Maine DEP Developing New Rule For Wind Power Projects

The Maine Department of Environmental Protection has announced that it is developing a new Site Law rule that will address certain development standards for wind projects. The standards that will be addressed by the new rule are in the Wind Energy Act, but are not addressed in current DEP rules.  To help facilitate the development of the new rule, DEP has released a pre-rulemaking draft for public comment.

As currently drafted, the new rule will apply to any grid scale wind energy development that is proposed for location within an expedited permitting area, and certain standards will also apply to small scale wind energy developments. Under the Maine Wind Energy Act, such developments must be reviewed for impacts related to scenic character, shadow flicker, public safety, tangible benefits, and decommissioning.  The new rule will lay out the considerations DEP will use when reviewing a project under these standards.  The draft rule will not address best practical mitigation measures, which will be the subject of a future rulemaking proposal.
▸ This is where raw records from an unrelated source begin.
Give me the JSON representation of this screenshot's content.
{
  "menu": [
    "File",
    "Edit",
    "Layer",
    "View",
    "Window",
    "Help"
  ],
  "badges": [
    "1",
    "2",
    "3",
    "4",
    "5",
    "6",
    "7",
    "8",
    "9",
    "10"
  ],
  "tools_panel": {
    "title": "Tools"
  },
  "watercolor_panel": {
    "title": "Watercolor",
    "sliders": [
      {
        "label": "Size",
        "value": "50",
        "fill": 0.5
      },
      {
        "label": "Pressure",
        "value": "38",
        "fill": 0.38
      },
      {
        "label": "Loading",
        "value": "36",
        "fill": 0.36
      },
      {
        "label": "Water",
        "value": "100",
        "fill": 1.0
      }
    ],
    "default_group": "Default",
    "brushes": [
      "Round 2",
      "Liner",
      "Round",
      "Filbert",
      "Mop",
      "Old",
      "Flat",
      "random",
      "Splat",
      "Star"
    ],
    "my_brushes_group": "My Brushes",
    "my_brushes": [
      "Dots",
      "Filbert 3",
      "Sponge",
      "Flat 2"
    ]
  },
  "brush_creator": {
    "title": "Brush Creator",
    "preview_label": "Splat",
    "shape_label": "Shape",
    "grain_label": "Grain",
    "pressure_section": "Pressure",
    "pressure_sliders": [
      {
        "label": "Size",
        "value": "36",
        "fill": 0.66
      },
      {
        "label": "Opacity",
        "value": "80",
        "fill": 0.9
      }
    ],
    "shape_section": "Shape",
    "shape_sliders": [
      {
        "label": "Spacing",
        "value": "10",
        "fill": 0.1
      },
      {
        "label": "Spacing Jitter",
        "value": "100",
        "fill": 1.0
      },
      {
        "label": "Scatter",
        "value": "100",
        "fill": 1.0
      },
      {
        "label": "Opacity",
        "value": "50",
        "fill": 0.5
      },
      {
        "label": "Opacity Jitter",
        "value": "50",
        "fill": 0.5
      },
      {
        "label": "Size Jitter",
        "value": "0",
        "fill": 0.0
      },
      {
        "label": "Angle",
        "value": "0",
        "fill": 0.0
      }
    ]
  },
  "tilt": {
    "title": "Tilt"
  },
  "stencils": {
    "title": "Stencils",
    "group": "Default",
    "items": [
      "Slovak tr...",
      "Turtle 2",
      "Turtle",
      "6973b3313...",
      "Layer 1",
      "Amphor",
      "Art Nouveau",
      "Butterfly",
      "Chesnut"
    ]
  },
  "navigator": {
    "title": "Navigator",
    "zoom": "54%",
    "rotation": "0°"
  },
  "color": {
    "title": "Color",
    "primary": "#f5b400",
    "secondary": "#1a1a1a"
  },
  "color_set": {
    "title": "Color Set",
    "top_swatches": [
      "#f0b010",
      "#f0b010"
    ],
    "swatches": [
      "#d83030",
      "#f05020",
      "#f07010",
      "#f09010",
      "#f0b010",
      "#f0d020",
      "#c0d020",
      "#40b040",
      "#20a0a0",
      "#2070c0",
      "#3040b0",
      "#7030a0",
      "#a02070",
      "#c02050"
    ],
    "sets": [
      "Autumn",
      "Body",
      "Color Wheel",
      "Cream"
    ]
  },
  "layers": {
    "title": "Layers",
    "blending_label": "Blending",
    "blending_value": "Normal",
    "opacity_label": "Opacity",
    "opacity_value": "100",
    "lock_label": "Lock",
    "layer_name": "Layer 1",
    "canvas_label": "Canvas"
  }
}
Under the new rule, when reviewing projects for impacts to scenic character, DEP will consider the following: (1) scenic impacts of a development’s associated facilities; (2) the level of significance of any potentially affected Scenic Resource of State or National Significance (SRSNS); (3) the existing character of the surrounding area; (4) the expectations of a typical viewer; (5) the purpose and context of the proposed wind energy development; (6) the extent of the public’s use and enjoyment of any affected SRSNS; (7) the scope and scale of any effect on a SRSNS; (8) the cumulative scenic impact or effect when combined with other wind energy developments located within eight miles of any affected SRSNS; and (9) whether there is any unreasonable adverse effect on scenic character.
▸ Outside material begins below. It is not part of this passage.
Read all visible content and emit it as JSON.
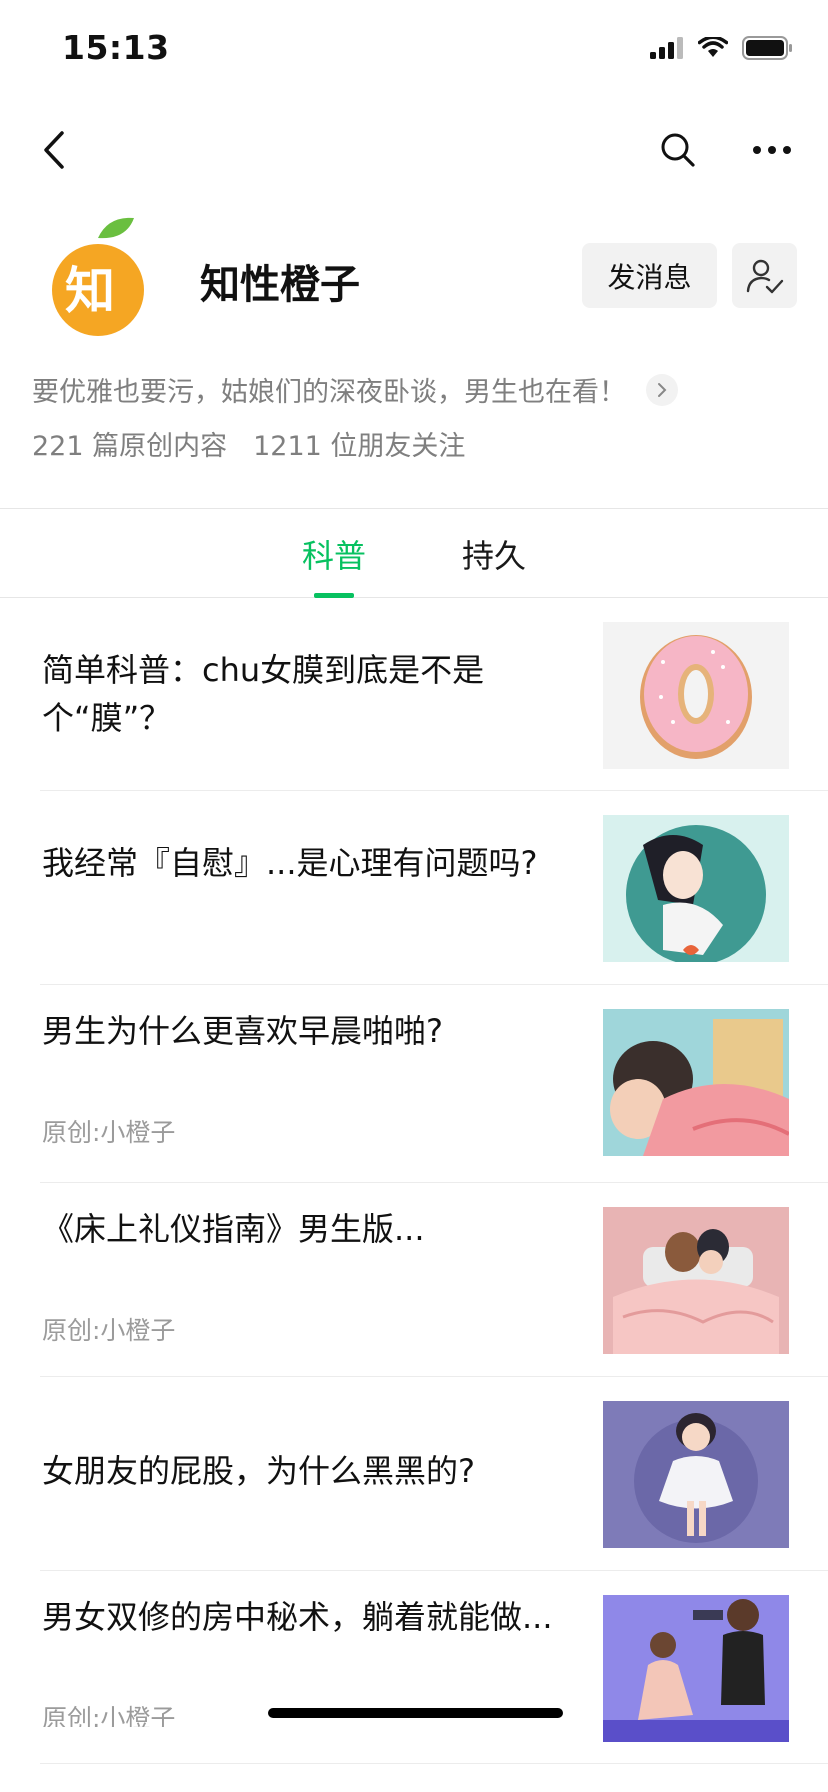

Importantly, with respect to scenic impacts, the proposed rule would allow DEP to apply traditional Site Law standards to a proposed wind power project if DEP determines the project “may result in unreasonable adverse effects.” 
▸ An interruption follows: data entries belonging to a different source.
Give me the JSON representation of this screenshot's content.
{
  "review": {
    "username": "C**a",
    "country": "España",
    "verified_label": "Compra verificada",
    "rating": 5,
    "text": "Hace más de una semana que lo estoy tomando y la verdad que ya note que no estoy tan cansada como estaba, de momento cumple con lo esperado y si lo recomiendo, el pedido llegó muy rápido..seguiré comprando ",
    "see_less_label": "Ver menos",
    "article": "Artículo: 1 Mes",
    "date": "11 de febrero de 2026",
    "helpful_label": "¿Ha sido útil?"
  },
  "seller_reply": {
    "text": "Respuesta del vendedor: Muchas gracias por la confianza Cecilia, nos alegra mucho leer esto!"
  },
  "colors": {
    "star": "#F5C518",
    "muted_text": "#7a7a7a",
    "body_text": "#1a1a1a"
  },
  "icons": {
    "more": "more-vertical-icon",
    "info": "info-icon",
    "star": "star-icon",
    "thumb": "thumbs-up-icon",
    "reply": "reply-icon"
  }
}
With respect to shadow flicker, the new rule will require applicants to demonstrate that a proposed wind energy development has been designed to avoid unreasonable adverse shadow flicker effects at any occupied building located on property not owned by the applicant. This will require the submission of a shadow flicker analysis using WindPRO or other modeling software provided by DEP.

Applicants will need to demonstrate that proposed projects will maintain public safety through construction with adequate setbacks (the rule provides required minimums) and other considerations such as safety design standards and fire prevention measures.

The tangible benefits provisions will require applicants to show that a proposed development will establish environmental and economic improvements or benefits to the citizens of Maine that are attributable to the construction, operation, and maintenance of the proposed development.

Finally, the decommissioning provisions will require applicants to demonstrate adequate financial capacity to decommission the proposed development at any time during construction or operation of the development, or upon termination of development operations for any reason.